Pippa has gradually introduced her charges to all her favorite haunts on our property. She started them out under the oaks, where a canopy of branches and nearby underbrush gives them at least the illusion of safety. Then she took them on strolls to the hydrangeas in front of the house, the box hedges near the garage and even over to the courtyard, which is more or less protected from intruders. Occasionally she marches them right into the kitchen, just to prove that she can. It’s not exactly Central Park, but they all seem happy. Pippa has also taught them about the relaxing bliss of sunbathing. I came around a corner last week and thought the entire flock had perished when I saw them laying prone in a heap. No, just a nice little sunbath:
It’s been a lot of fun to see the little ones change over time. Lola, the Barred Rock, is a new breed for us. She is somewhat independent and just a bit ungainly. Her bright yellow legs are so striking against her geometric black-and-white patterned feathers. And as the chicks’ trilling peeps have given way to more mature voices, we’ve learned that Lola doesn’t cluck – she honks!
Summer is destined to be a carbon copy of Hope, our dearly departed Buff Orpington. Calm and confident, Summer is well on her way to looking like a big orange bowling ball.
We’ve had Ameraucanas previously – Autumn and Coco – but Ginger has been a surprise with her magnificent coloring. She looked more like a mouse than a chicken when she was little. Now she is resplendent in cinnamon and blue-gray-colored feathers. I also admire her willow-green-colored legs and feet, although according to breed standards, the green legs are a giveaway that she is an “Easter Egger” mutt and not a true Ameraucana, as their legs are slate blue.
Truth be told, Pippa, like mothers everywhere, is a bit worn out after raising her three girls. She has just gone through her annual molt, losing some tail feathers and looking whiter in the face – I think she needs a spa day – in NYC – I’ll volunteer to take her!
It’s so nice to have a real flock again, although we do still have a few hurdles ahead. Ginger, Summer and Lola are just beginning to mock challenge one another, the first sign of developing their pecking order.
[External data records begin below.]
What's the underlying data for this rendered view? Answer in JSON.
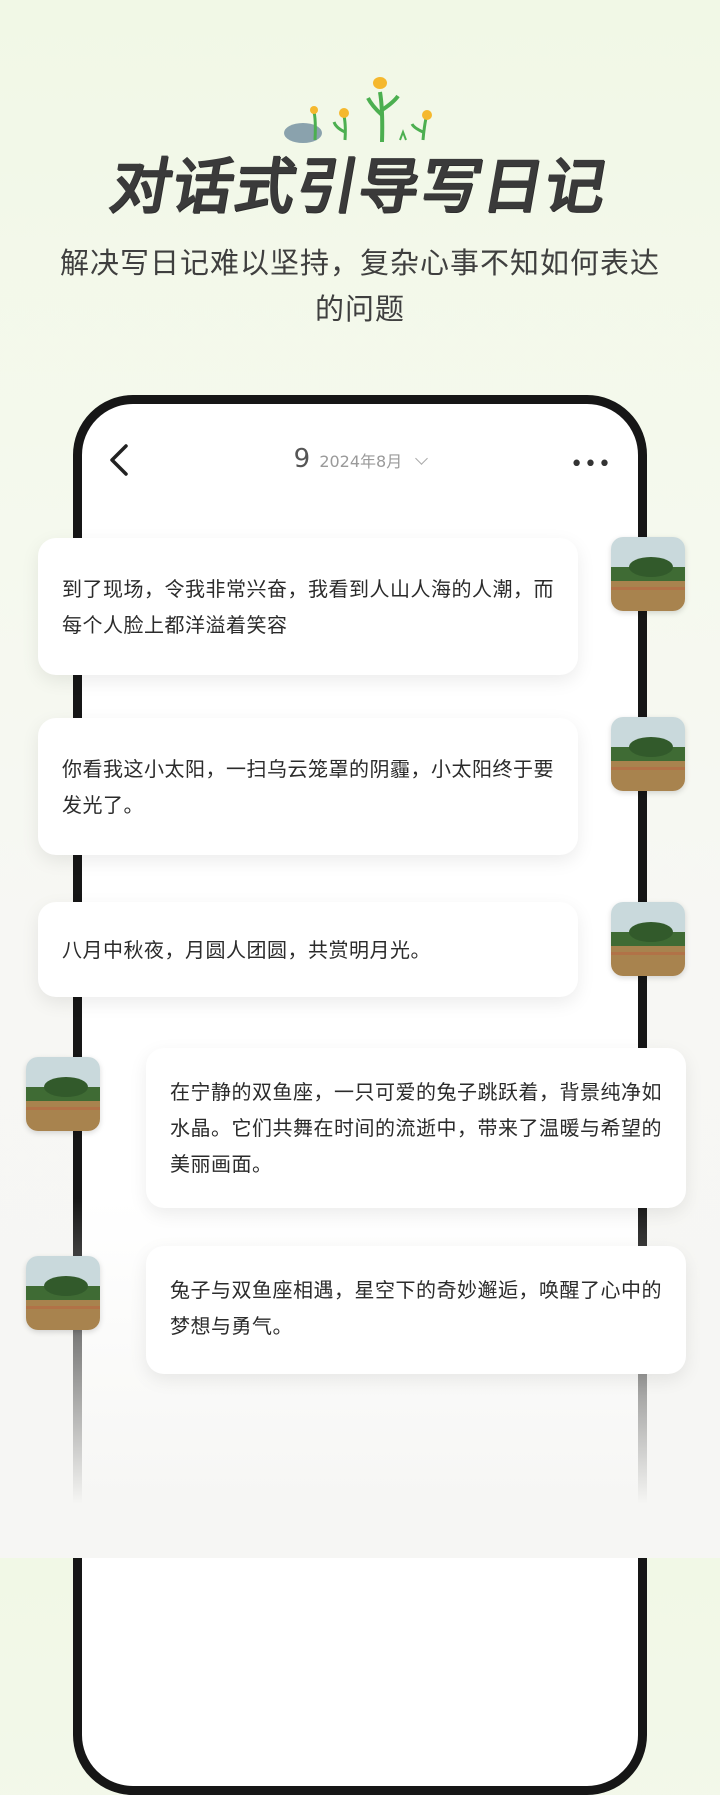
{
  "header": {
    "headline": "对话式引导写日记",
    "subtitle": "解决写日记难以坚持，复杂心事不知如何表达的问题"
  },
  "phone": {
    "day": "9",
    "month": "2024年8月",
    "icons": {
      "back": "back-chevron-icon",
      "date_dropdown": "chevron-down-icon",
      "more": "more-dots-icon"
    }
  },
  "messages": [
    {
      "side": "left",
      "text": "到了现场，令我非常兴奋，我看到人山人海的人潮，而每个人脸上都洋溢着笑容"
    },
    {
      "side": "left",
      "text": "你看我这小太阳，一扫乌云笼罩的阴霾，小太阳终于要发光了。"
    },
    {
      "side": "left",
      "text": "八月中秋夜，月圆人团圆，共赏明月光。"
    },
    {
      "side": "right",
      "text": "在宁静的双鱼座，一只可爱的兔子跳跃着，背景纯净如水晶。它们共舞在时间的流逝中，带来了温暖与希望的美丽画面。"
    },
    {
      "side": "right",
      "text": "兔子与双鱼座相遇，星空下的奇妙邂逅，唤醒了心中的梦想与勇气。"
    }
  ],
  "colors": {
    "headline": "#3a3a3a",
    "frame": "#161616",
    "flower": "#f5b82e",
    "leaf": "#4caf50"
  }
}
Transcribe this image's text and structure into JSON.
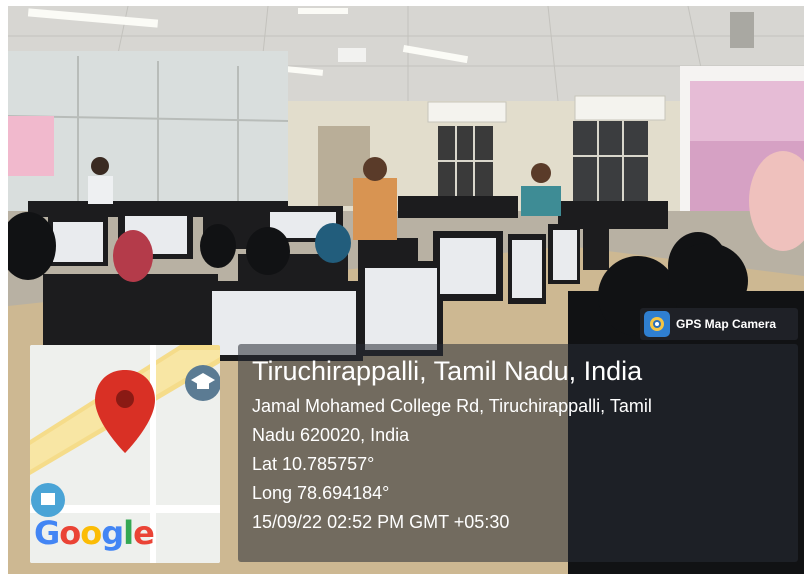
{
  "badge": {
    "label": "GPS Map Camera",
    "icon": "camera-icon"
  },
  "location": {
    "city_line": "Tiruchirappalli, Tamil Nadu, India",
    "address_line_1": "Jamal Mohamed College Rd, Tiruchirappalli, Tamil",
    "address_line_2": "Nadu 620020, India",
    "latitude": "Lat 10.785757°",
    "longitude": "Long 78.694184°",
    "timestamp": "15/09/22 02:52 PM GMT +05:30"
  },
  "map": {
    "brand": [
      "G",
      "o",
      "o",
      "g",
      "l",
      "e"
    ],
    "pin_icon": "map-pin-icon",
    "poi_icon": "graduation-cap-icon",
    "pin_color": "#d93025"
  }
}
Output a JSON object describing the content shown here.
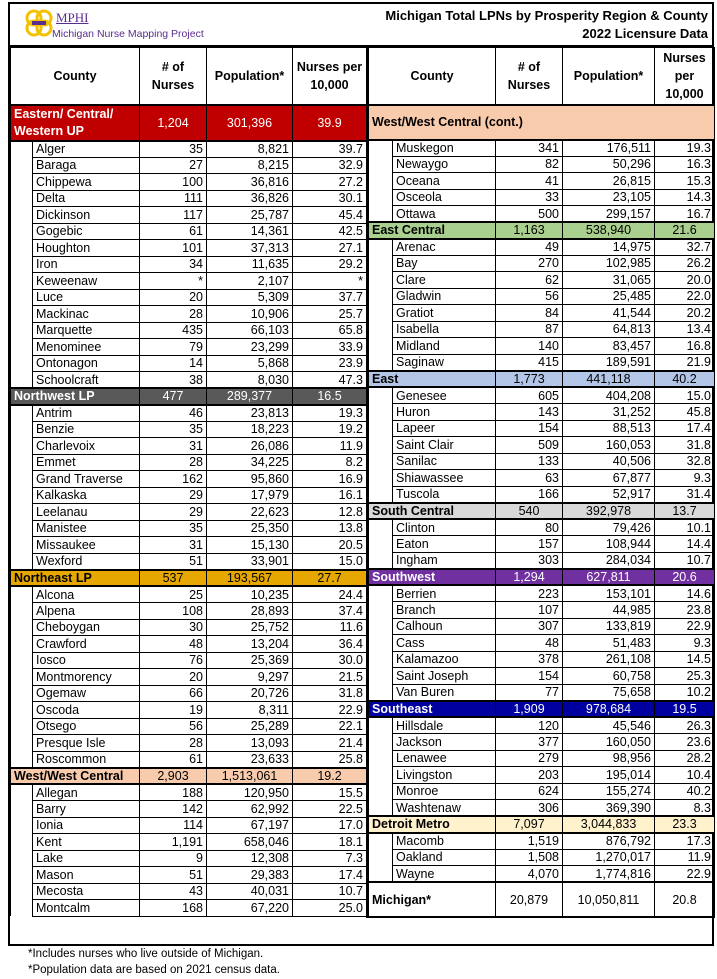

And, while we have a 90% guarantee that they are all hens, there is always that tiny chance that at around three months, someone could start to crow and find themselves being introduced to a stew pot. There are the daily hawk scares, with both the red-tailed hawks and the smaller red-shouldered hawks dropping by frequently in search of a lunch menu. But all in all, things are going very well. In these early fall days while it’s still warm enough outside, we’ve begun enjoying the cocktail hour on the chicken deck once all the hawks have quit work for the day, and drink a toast to our pretty little flock. It’s not New York, but it will do. Life is good. Chickens > Broadway? Maybe…